The warning was placed on the doors of the old Voting Rights Museum on Friday morning that gave the owners 10 days to either fix the building or demolish it completely.

There are mixed emotions for both choices.

For one, preserving history is an important part of Selma and Dallas County.

We are a historical city, and Selma is nationally known for the rich history that took place here in the Civil Rights era.

This museum is part of that, but one point to consider is that the museum moved to a new location in 2010 on Highway 80 East.

We commend Selma City Ward 3 Councilwoman Miah Jackson on also bringing this issue to the city’s attention.

The building does admittedly seem a feat to repair.

The back part of the building is in shambles with an enormous hole in the back of the building facing the river.

How much would that be to fix?

Should the owners count their losses, and let the building go and realize that the building is too far gone to feasibly repair?

Or will the owners come up with the money needed to fix the building?

However, the question remains what would be put in the building if it is repaired?

The decaying building is also an obvious safety concern, according to the warning.

We are concerned being adjacent to this building in the current state that it is, and the possible damage it could cause to our building and the other business owners who are adjacent to the aging museum.

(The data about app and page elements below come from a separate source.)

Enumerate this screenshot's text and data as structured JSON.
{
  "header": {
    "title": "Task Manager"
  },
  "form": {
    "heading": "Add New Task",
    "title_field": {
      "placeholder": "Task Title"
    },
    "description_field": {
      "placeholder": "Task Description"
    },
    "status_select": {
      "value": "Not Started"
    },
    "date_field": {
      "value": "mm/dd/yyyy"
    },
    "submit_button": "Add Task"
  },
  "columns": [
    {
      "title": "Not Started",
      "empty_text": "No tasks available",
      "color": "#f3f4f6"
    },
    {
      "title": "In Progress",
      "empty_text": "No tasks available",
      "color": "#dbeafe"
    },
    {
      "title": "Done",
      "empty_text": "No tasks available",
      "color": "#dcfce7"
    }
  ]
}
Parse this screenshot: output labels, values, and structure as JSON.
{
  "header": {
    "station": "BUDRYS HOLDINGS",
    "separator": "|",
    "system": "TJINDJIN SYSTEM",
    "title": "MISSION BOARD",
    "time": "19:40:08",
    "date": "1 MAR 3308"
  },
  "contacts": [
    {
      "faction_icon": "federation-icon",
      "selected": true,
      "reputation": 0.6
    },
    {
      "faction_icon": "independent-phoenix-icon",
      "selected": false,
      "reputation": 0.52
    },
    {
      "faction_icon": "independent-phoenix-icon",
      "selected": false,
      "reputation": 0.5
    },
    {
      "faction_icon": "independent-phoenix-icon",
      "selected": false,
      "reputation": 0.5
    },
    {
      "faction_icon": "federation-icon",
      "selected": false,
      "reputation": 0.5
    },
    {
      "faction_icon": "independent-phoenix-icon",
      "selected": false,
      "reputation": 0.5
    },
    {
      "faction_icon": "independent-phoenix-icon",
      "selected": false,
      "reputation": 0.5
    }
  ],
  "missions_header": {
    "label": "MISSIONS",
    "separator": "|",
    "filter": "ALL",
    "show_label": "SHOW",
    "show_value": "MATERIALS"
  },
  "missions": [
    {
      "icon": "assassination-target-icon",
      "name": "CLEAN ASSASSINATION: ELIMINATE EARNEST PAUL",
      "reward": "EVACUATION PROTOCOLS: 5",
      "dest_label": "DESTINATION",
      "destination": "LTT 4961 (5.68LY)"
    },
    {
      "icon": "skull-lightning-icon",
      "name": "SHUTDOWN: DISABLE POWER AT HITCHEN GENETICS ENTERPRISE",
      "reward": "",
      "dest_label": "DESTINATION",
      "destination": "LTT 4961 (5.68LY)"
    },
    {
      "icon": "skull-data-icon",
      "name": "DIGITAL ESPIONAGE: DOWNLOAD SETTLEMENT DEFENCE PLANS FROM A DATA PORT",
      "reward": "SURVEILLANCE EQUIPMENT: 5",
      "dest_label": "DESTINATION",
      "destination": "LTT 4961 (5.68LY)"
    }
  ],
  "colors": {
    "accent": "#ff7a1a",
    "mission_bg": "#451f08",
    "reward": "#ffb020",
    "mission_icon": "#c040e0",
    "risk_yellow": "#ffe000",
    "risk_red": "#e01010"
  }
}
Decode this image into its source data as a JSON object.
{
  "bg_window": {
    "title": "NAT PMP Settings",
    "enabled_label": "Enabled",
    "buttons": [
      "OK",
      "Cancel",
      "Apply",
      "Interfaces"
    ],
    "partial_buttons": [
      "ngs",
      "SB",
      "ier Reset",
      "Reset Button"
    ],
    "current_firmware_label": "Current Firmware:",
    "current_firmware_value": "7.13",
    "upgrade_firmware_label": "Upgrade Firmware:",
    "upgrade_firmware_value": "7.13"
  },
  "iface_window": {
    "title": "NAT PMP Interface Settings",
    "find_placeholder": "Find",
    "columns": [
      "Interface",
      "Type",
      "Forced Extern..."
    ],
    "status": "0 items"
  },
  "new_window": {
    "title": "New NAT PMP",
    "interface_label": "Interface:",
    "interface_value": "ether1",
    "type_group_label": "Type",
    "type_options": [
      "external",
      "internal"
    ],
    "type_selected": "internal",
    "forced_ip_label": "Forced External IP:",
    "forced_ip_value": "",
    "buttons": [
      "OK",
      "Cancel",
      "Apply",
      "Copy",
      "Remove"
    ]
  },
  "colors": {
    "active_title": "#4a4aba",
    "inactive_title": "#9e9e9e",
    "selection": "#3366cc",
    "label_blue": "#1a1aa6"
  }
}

While we do not know what the decision will be, we do know that now there is a time frame in which a choice must be made.

In 10 days, we will know the outcome.